[WHAT IS EXPECTED]: Whenever a line below includes the string "user", show it.

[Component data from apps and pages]

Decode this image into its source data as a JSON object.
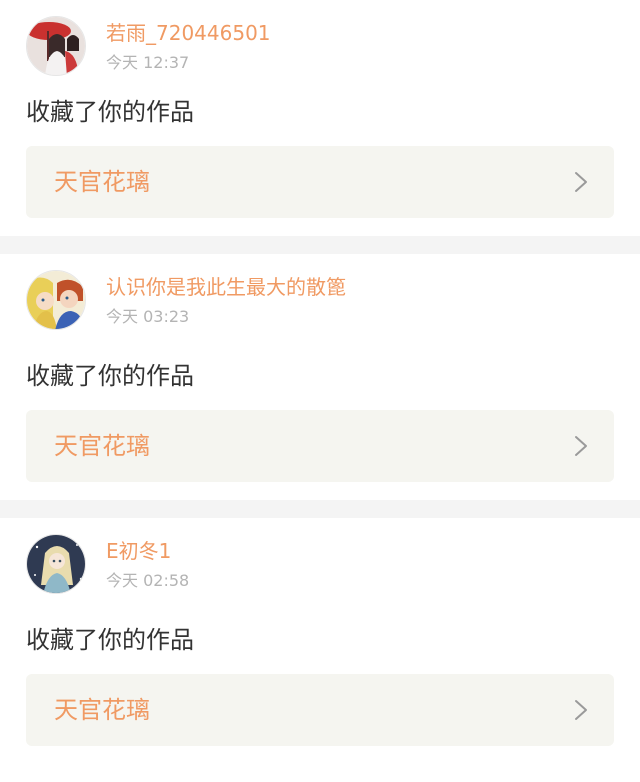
{
  "notifications": [
    {
      "user": "若雨_720446501",
      "time": "今天 12:37",
      "action": "收藏了你的作品",
      "work_title": "天官花璃",
      "avatar_icon": "avatar-girl-red-umbrella-icon"
    },
    {
      "user": "认识你是我此生最大的散篦",
      "time": "今天 03:23",
      "action": "收藏了你的作品",
      "work_title": "天官花璃",
      "avatar_icon": "avatar-anime-couple-icon"
    },
    {
      "user": "E初冬1",
      "time": "今天 02:58",
      "action": "收藏了你的作品",
      "work_title": "天官花璃",
      "avatar_icon": "avatar-anime-girl-night-icon"
    }
  ],
  "colors": {
    "accent": "#f09a63",
    "time_text": "#b4b4b4",
    "body_text": "#333333",
    "link_bg": "#f5f5f0",
    "divider_bg": "#f4f4f4"
  }
}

[OUTPUT BELOW]:
      "user": "若雨_720446501",
      "user": "认识你是我此生最大的散篦",
      "user": "E初冬1",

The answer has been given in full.